[Excerpts from an interface dataset]
-- Opening Marker --
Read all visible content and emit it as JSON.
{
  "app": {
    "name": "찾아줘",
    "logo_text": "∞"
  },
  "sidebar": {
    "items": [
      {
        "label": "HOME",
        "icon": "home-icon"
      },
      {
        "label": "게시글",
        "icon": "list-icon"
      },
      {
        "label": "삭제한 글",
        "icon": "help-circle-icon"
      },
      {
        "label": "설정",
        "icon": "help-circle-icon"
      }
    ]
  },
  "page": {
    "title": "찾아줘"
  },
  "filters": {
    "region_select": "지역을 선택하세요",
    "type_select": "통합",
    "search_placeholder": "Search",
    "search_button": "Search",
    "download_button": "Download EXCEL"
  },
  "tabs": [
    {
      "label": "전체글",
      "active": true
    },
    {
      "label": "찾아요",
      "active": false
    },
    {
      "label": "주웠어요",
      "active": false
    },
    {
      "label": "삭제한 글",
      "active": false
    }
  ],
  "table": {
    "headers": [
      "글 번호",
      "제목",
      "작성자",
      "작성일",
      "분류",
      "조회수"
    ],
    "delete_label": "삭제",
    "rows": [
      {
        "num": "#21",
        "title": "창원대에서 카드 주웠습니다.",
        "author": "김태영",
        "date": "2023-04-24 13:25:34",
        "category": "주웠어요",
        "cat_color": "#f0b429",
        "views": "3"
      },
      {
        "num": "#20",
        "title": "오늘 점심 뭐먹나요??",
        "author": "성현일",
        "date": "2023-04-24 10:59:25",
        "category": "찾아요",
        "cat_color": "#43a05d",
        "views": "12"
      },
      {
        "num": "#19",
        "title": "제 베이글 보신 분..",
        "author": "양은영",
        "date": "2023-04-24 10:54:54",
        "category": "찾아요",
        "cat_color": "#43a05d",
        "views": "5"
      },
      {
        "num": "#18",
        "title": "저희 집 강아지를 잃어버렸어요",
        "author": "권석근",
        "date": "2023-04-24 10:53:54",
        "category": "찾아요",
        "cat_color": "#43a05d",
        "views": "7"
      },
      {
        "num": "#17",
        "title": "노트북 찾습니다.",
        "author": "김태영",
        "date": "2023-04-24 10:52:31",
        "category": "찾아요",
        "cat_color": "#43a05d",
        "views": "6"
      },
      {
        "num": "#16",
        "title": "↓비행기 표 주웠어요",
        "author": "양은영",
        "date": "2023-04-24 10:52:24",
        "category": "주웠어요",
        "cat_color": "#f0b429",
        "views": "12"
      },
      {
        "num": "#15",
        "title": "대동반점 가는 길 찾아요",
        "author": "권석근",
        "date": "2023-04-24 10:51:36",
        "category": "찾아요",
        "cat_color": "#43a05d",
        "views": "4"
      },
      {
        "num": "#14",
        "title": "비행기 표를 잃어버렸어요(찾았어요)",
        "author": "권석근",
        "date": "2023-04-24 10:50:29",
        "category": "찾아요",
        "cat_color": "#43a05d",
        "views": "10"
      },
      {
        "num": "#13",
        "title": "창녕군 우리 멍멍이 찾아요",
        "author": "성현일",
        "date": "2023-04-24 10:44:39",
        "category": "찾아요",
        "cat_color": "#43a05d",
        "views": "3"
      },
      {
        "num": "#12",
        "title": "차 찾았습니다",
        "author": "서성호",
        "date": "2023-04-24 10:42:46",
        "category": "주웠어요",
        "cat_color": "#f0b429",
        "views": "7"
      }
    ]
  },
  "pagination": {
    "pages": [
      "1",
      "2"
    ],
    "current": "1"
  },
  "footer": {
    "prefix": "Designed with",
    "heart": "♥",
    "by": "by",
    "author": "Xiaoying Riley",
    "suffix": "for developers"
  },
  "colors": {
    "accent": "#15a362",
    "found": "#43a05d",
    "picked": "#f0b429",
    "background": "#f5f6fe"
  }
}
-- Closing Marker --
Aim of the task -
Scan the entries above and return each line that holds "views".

Exercise answer -
        "views": "3"
        "views": "12"
        "views": "5"
        "views": "7"
        "views": "6"
        "views": "12"
        "views": "4"
        "views": "10"
        "views": "3"
        "views": "7"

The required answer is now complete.